Linked to the Enlightenment movement, the Royal Basque Society of Friends of the Country (Real Sociedad Bascongada de los Amigos del Pais), Euskalerriko Adiskideen Elkartea in basque (Euskera), was founded in 1764 and has its origins in gatherings held at the Intsausti Palace in Azkoitia, by the Count of Peñaflorida, Xavier Ma de Munibe. With the help of a group of enlightened figures, Peñaflorida developed the plan for an economic society or academy of agriculture, sciences, useful arts, and commerce. This project was presented to the General Assemblies of Gipuzkoa, the territory’s parliament, in 1763; its authors had a particular interest in promoting the economy of their surroundings.

Due to its outstanding results, this organization became one of the main and pioneering research and science institutions of its time. Currently, its essential activity is to delve into the history and culture of the Basque Country, cultivate the basque language, promote economic development, and disseminate science and culture among the Basque people. Its main headquarters are in Azkoitia (Guipuzkoa) and it has branches in Bilbao (capital of Biscay), Donostia-San Sebastián (capital of Guipuzkoa), Vitoria-Gasteiz (capital of Araba- Álava), Madrid (capital of Spain), and Mexico City (capital of Mexico).

In the premises of this institution, the brothers Fausto and Juan José D’Elhuyar achieved the isolation of tungsten, the only chemical element discovered in Spain and the first chemical element to be isolated in the world, without being directly extracted from nature, as it does not exist in free form without chemical combination.

Juan José D’Elhuyar

Fausto Fermín D’Elhuyar

Fausto Fermín D’Elhuyar (1755-1833) and Juan José D’Elhuyar (1754-1796) were in charge of the ‘Laboratorium Chemicum’ of the Royal Basque Society of Friends of the Country: in their research, they started from wolframite (the generic name for a group of tungsten minerals such as iron tungstate or ferberite aned manganese tungstate or hübnerite). By reduction with carbon, on September 28, 1783, they obtained the new metal, which they called volfram; currently known as tungsten. Tungsten is a metal with great strategic value. The extremely high density and hardness of tungsten (just behind diamonds), as well as the highest melting temperature of all metals (3,410 oC), make it useful in very resistant alloys.

Electron shell diagram for Tungsten

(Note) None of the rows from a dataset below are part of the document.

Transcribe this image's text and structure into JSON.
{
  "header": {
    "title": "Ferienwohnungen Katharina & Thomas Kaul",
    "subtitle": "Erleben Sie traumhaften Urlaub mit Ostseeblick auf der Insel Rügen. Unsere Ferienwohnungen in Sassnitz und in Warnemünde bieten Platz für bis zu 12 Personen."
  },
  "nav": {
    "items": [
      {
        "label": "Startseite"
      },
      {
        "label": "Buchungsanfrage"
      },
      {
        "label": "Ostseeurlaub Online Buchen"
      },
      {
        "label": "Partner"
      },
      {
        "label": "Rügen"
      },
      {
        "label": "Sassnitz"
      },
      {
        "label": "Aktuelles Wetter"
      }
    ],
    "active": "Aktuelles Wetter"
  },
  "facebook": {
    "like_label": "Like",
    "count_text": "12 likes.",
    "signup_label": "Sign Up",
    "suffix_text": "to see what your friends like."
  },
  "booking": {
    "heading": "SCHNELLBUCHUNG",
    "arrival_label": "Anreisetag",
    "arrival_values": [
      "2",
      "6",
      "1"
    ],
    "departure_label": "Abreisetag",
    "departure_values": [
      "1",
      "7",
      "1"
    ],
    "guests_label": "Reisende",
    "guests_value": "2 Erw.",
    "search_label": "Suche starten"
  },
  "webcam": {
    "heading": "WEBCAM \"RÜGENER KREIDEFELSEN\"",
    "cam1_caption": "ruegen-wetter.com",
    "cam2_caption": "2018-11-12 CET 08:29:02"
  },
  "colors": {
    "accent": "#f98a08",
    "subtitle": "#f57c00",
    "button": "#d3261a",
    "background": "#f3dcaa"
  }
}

It is also used in vacuum and X-ray tubes, as well as in metal evaporation. It is used in coils and other heating elements of electric furnaces that require working at high temperatures and being resistant to corrosion. Moreover, it is used in the military field, aerospace industry (engines and rockets), chemical catalysis, mobile phones, circuit boards, dental instruments, and various means of transportation such as trains or airplanes. Furthermore, it is used to manufacture the tip of pens, subjected to great wear, pressure, and effort. Tungsten has also been selected as the most appropriate material for future nuclear fusion reactors. As well as, tungsten carbide which is used due to its hardness as a cutting material for all types of metals in lathes, mining, public works, and oil drilling.

On the whole, due to its multiple and diverse uses, the European Union has included tungsten in the list of critical raw materials; meaning those with great economic importance and a high risk of supply shortage. Current European production, which is 2.8% of global production, is concentrated mainly in Spain, Portugal, and Austria and is still obtained by the procedure developed by the De Elhuyar brothers.